Reinventing one of the world’s most ubiquitous building materials, this concrete alternative developed at MIT can be 3D-printed then disassembled without wasting unnecessary energy or creating useless debris. Imagine the possibilities temporary concrete architecture that is easy to deconstruct with zero material loss.
Rock Print effectively shoves rocks into position, binding them with computer-controlled string. The result in this demonstration at the Chicago Architecture Biennial is a rigid 13-foot column that can be cleanly unraveled into its constituent parts.
A product of the Self-Assembly Lab at the Massachusetts Institute of Technology, this approach suggests a new way to think about concrete, a material that is typically cheap and easy to use in construction but expensive and wasteful when it comes to demolition.
As Skylar Tibbits explains, “We are using a similar technique to powder-based printing. There is a container, material is deposited layer by layer and a ‘binder (in this case the string) is applied to each layer in the specific pattern of the slice.”
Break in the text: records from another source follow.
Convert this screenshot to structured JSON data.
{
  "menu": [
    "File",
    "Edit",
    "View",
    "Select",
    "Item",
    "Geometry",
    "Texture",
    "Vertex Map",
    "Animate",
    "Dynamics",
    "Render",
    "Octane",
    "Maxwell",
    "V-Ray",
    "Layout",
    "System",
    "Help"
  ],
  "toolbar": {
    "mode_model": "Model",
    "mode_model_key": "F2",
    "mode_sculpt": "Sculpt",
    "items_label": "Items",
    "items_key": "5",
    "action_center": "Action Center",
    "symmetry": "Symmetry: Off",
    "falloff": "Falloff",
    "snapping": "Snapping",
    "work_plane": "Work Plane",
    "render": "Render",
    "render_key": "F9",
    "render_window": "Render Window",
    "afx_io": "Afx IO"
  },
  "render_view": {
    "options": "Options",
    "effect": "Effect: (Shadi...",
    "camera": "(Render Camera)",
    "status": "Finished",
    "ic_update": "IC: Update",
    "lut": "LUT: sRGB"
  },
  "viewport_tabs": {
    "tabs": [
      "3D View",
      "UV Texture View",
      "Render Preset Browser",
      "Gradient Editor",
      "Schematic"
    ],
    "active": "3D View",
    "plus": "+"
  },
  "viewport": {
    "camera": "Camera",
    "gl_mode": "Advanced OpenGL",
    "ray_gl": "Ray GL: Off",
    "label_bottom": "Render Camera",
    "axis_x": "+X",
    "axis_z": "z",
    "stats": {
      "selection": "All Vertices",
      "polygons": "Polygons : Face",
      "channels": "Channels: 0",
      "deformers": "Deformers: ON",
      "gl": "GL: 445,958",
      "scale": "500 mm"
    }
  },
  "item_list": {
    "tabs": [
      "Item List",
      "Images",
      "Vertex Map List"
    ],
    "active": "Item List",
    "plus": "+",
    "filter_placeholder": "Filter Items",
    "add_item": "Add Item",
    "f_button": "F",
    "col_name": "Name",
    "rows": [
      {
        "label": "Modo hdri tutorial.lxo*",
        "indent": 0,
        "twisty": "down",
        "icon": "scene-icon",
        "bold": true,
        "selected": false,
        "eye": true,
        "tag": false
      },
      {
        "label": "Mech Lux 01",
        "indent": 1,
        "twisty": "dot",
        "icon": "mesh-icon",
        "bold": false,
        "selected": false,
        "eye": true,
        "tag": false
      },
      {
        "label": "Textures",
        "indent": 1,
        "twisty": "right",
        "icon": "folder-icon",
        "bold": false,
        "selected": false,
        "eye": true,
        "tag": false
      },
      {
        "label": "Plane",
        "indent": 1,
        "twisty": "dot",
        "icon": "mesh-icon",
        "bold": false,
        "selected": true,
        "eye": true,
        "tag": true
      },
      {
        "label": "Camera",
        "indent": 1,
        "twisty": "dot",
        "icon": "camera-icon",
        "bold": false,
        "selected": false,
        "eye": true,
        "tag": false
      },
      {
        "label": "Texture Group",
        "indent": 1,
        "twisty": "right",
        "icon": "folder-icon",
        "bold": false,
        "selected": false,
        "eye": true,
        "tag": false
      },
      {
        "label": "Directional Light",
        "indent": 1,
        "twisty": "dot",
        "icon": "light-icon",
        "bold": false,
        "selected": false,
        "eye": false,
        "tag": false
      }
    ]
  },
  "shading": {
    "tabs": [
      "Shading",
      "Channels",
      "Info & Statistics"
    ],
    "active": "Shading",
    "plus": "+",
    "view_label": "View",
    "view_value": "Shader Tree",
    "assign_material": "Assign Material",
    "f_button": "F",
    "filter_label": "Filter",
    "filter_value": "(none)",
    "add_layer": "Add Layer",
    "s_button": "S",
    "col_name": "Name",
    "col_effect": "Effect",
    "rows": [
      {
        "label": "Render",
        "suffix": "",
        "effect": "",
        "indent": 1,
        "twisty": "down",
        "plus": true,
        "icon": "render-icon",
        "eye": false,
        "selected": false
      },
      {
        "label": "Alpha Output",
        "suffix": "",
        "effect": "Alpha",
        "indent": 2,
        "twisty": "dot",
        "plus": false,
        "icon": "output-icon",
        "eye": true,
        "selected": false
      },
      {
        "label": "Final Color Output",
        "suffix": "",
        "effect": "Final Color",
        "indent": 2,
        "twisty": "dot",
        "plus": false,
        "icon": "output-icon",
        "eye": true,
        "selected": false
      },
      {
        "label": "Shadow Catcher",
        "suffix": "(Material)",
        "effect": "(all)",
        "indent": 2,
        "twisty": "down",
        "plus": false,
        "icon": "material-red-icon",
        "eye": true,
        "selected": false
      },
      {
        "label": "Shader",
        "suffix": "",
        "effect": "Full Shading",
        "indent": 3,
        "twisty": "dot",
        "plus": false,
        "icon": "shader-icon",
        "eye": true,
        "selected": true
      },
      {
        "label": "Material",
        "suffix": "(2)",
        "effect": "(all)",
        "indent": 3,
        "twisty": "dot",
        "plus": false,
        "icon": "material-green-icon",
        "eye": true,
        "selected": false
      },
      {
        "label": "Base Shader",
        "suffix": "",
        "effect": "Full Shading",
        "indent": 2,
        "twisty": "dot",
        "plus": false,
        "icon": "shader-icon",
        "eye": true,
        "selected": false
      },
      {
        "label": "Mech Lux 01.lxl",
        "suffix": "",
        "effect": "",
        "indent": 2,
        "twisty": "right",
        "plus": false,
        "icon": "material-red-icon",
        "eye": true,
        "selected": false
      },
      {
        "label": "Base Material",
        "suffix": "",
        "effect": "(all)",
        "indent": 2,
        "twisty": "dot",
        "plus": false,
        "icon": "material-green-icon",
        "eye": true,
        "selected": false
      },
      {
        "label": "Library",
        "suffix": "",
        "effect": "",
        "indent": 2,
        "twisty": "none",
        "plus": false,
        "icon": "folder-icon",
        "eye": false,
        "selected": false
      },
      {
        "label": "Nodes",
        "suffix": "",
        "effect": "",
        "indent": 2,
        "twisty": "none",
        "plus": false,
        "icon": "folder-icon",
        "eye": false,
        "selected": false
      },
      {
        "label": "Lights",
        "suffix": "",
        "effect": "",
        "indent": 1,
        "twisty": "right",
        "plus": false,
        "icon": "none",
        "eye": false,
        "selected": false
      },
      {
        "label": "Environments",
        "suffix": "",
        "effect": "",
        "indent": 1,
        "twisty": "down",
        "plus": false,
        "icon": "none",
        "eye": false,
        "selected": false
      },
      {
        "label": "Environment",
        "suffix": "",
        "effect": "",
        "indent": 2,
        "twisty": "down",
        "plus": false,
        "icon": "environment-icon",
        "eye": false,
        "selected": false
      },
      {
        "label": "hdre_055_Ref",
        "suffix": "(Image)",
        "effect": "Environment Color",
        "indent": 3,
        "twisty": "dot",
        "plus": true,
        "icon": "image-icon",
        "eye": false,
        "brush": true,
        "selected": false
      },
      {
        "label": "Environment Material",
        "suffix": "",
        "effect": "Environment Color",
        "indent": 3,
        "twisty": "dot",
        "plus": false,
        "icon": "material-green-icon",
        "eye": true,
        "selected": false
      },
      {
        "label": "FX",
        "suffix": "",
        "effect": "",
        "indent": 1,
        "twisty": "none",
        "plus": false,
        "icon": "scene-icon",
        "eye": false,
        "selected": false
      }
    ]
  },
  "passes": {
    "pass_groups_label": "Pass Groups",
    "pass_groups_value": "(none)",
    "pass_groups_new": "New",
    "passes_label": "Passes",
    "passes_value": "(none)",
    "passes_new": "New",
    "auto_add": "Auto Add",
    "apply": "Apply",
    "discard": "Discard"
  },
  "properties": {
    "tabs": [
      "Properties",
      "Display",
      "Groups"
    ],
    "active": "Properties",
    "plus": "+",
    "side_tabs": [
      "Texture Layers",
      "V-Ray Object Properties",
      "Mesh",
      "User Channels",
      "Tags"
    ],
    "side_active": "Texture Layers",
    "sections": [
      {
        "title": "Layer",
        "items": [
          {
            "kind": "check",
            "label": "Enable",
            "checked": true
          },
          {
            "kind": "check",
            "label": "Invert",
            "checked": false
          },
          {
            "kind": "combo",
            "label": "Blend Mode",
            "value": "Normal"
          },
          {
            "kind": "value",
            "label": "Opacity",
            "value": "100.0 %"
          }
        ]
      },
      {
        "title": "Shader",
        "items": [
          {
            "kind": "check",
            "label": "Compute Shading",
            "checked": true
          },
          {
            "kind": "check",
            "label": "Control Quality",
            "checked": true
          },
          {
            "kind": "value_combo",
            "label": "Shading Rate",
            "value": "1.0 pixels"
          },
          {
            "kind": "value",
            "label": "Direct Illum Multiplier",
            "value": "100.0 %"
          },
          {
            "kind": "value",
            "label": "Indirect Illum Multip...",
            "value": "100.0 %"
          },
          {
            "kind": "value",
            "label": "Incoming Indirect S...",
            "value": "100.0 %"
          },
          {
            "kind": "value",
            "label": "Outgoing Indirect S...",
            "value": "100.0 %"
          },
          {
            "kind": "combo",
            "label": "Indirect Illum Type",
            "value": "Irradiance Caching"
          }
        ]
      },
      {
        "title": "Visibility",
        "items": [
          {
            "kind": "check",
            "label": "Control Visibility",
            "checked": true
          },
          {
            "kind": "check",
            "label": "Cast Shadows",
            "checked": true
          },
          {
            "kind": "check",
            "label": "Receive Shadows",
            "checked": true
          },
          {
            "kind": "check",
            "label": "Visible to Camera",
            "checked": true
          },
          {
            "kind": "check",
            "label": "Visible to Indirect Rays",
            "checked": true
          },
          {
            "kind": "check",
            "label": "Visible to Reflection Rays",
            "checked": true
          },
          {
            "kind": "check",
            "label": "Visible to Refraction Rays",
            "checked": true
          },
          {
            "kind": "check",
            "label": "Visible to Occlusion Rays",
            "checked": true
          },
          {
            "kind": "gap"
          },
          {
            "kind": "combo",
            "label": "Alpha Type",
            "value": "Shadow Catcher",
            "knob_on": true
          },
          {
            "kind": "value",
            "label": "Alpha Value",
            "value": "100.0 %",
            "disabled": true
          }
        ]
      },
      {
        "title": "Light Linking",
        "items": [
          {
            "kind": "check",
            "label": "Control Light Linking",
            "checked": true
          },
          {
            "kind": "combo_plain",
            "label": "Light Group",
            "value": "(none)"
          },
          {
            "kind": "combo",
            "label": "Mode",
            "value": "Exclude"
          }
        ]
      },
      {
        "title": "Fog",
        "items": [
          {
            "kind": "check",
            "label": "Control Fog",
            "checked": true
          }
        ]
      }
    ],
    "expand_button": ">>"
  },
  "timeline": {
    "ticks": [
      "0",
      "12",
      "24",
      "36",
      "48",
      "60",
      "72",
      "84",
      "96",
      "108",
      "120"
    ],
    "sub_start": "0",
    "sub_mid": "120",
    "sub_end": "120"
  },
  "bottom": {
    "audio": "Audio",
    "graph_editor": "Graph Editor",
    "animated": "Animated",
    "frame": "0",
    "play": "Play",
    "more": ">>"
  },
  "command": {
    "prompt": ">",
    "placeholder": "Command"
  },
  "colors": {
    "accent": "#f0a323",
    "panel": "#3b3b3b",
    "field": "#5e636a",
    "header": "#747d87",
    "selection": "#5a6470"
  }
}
Effectively any shape is possible thanks to the 3D printing process, while the results are strong and durable, relying on the physics of jamming and collective strength of composited stones. The reversibility of the process makes this a far more eco-friendly way to build rigid structures from durable materials that still dismantle on demand.